Exercise directions: From the first line of the listing to the last, set down everything exactly, but skip the images.

Study material:
┄┄┄┄┄┄┄┄┄┄┄┄┄┄┄┄┄┄┄┄

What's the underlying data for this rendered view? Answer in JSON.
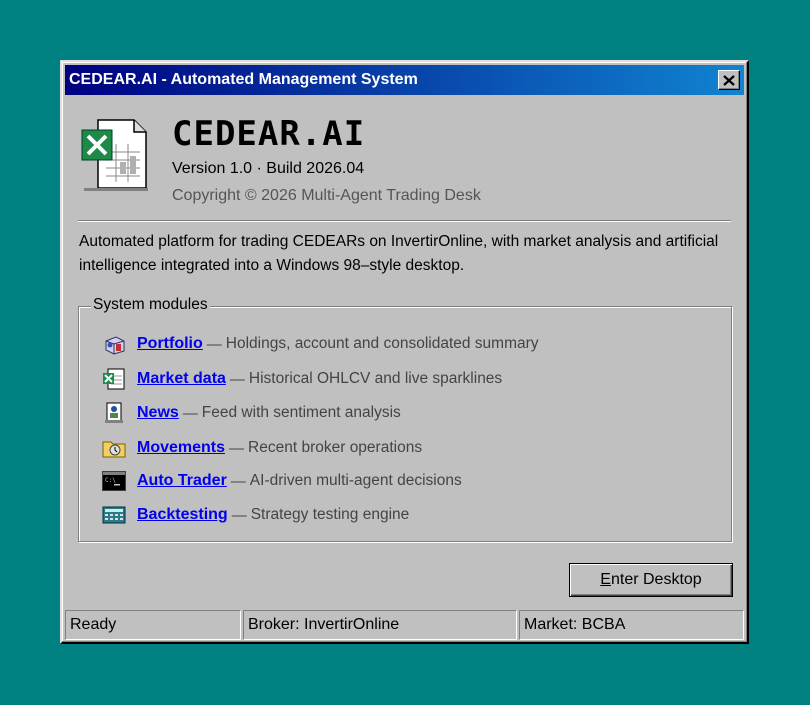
{
  "window": {
    "title": "CEDEAR.AI - Automated Management System",
    "close_label": "✕"
  },
  "header": {
    "app_name": "CEDEAR.AI",
    "version": "Version 1.0 · Build 2026.04",
    "copyright": "Copyright © 2026 Multi-Agent Trading Desk",
    "icon": "spreadsheet-app-icon"
  },
  "description": "Automated platform for trading CEDEARs on InvertirOnline, with market analysis and artificial intelligence integrated into a Windows 98–style desktop.",
  "modules": {
    "legend": "System modules",
    "separator": "—",
    "items": [
      {
        "name": "Portfolio",
        "desc": "Holdings, account and consolidated summary",
        "icon": "portfolio-icon"
      },
      {
        "name": "Market data",
        "desc": "Historical OHLCV and live sparklines",
        "icon": "spreadsheet-icon"
      },
      {
        "name": "News",
        "desc": "Feed with sentiment analysis",
        "icon": "document-icon"
      },
      {
        "name": "Movements",
        "desc": "Recent broker operations",
        "icon": "folder-icon"
      },
      {
        "name": "Auto Trader",
        "desc": "AI-driven multi-agent decisions",
        "icon": "terminal-icon"
      },
      {
        "name": "Backtesting",
        "desc": "Strategy testing engine",
        "icon": "calculator-icon"
      }
    ]
  },
  "button": {
    "accel": "E",
    "rest": "nter Desktop"
  },
  "status": {
    "ready": "Ready",
    "broker": "Broker: InvertirOnline",
    "market": "Market: BCBA"
  },
  "colors": {
    "desktop": "#008080",
    "titlebar_start": "#000080",
    "titlebar_end": "#1084d0",
    "link": "#0000ee"
  }
}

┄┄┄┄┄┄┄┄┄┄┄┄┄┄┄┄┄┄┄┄

Result of the task:
What's the underlying data for this rendered view? Answer in JSON.
{
  "window": {
    "title": "CEDEAR.AI - Automated Management System",
    "close_label": "✕"
  },
  "header": {
    "app_name": "CEDEAR.AI",
    "version": "Version 1.0 · Build 2026.04",
    "copyright": "Copyright © 2026 Multi-Agent Trading Desk",
    "icon": "spreadsheet-app-icon"
  },
  "description": "Automated platform for trading CEDEARs on InvertirOnline, with market analysis and artificial intelligence integrated into a Windows 98–style desktop.",
  "modules": {
    "legend": "System modules",
    "separator": "—",
    "items": [
      {
        "name": "Portfolio",
        "desc": "Holdings, account and consolidated summary",
        "icon": "portfolio-icon"
      },
      {
        "name": "Market data",
        "desc": "Historical OHLCV and live sparklines",
        "icon": "spreadsheet-icon"
      },
      {
        "name": "News",
        "desc": "Feed with sentiment analysis",
        "icon": "document-icon"
      },
      {
        "name": "Movements",
        "desc": "Recent broker operations",
        "icon": "folder-icon"
      },
      {
        "name": "Auto Trader",
        "desc": "AI-driven multi-agent decisions",
        "icon": "terminal-icon"
      },
      {
        "name": "Backtesting",
        "desc": "Strategy testing engine",
        "icon": "calculator-icon"
      }
    ]
  },
  "button": {
    "accel": "E",
    "rest": "nter Desktop"
  },
  "status": {
    "ready": "Ready",
    "broker": "Broker: InvertirOnline",
    "market": "Market: BCBA"
  },
  "colors": {
    "desktop": "#008080",
    "titlebar_start": "#000080",
    "titlebar_end": "#1084d0",
    "link": "#0000ee"
  }
}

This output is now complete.